**Exercise goal**
Search the data for the word "icon". Reproduce every line where it is found.

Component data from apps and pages
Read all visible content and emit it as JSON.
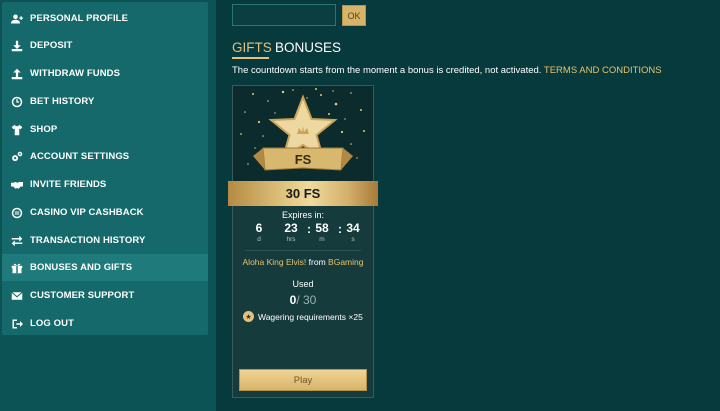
{
  "sidebar": {
    "items": [
      {
        "label": "PERSONAL PROFILE",
        "icon": "user-plus-icon"
      },
      {
        "label": "DEPOSIT",
        "icon": "download-icon"
      },
      {
        "label": "WITHDRAW FUNDS",
        "icon": "upload-icon"
      },
      {
        "label": "BET HISTORY",
        "icon": "clock-icon"
      },
      {
        "label": "SHOP",
        "icon": "shirt-icon"
      },
      {
        "label": "ACCOUNT SETTINGS",
        "icon": "gears-icon"
      },
      {
        "label": "INVITE FRIENDS",
        "icon": "handshake-icon"
      },
      {
        "label": "CASINO VIP CASHBACK",
        "icon": "cashback-icon"
      },
      {
        "label": "TRANSACTION HISTORY",
        "icon": "exchange-icon"
      },
      {
        "label": "BONUSES AND GIFTS",
        "icon": "gift-icon",
        "active": true
      },
      {
        "label": "CUSTOMER SUPPORT",
        "icon": "envelope-icon"
      },
      {
        "label": "LOG OUT",
        "icon": "logout-icon"
      }
    ]
  },
  "promo": {
    "code_value": "",
    "ok_label": "OK"
  },
  "tabs": {
    "gifts": "GIFTS",
    "bonuses": "BONUSES"
  },
  "notice": {
    "text": "The countdown starts from the moment a bonus is credited, not activated. ",
    "terms_link": "TERMS AND CONDITIONS"
  },
  "card": {
    "badge_text": "FS",
    "value": "30 FS",
    "expires_label": "Expires in:",
    "timer": {
      "days": "6",
      "days_label": "d",
      "hours": "23",
      "hours_label": "hrs",
      "minutes": "58",
      "minutes_label": "m",
      "seconds": "34",
      "seconds_label": "s"
    },
    "game_name": "Aloha King Elvis!",
    "from_word": " from ",
    "provider": "BGaming",
    "used_label": "Used",
    "used_now": "0",
    "used_total": "/ 30",
    "wagering_text": "Wagering requirements ×25",
    "play_label": "Play"
  },
  "colors": {
    "background": "#063a3c",
    "sidebar": "#15696a",
    "gold": "#e3c17d"
  }
}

**Solution to this exercise**
        "icon": "user-plus-icon"
        "icon": "download-icon"
        "icon": "upload-icon"
        "icon": "clock-icon"
        "icon": "shirt-icon"
        "icon": "gears-icon"
        "icon": "handshake-icon"
        "icon": "cashback-icon"
        "icon": "exchange-icon"
        "icon": "gift-icon",
        "icon": "envelope-icon"
        "icon": "logout-icon"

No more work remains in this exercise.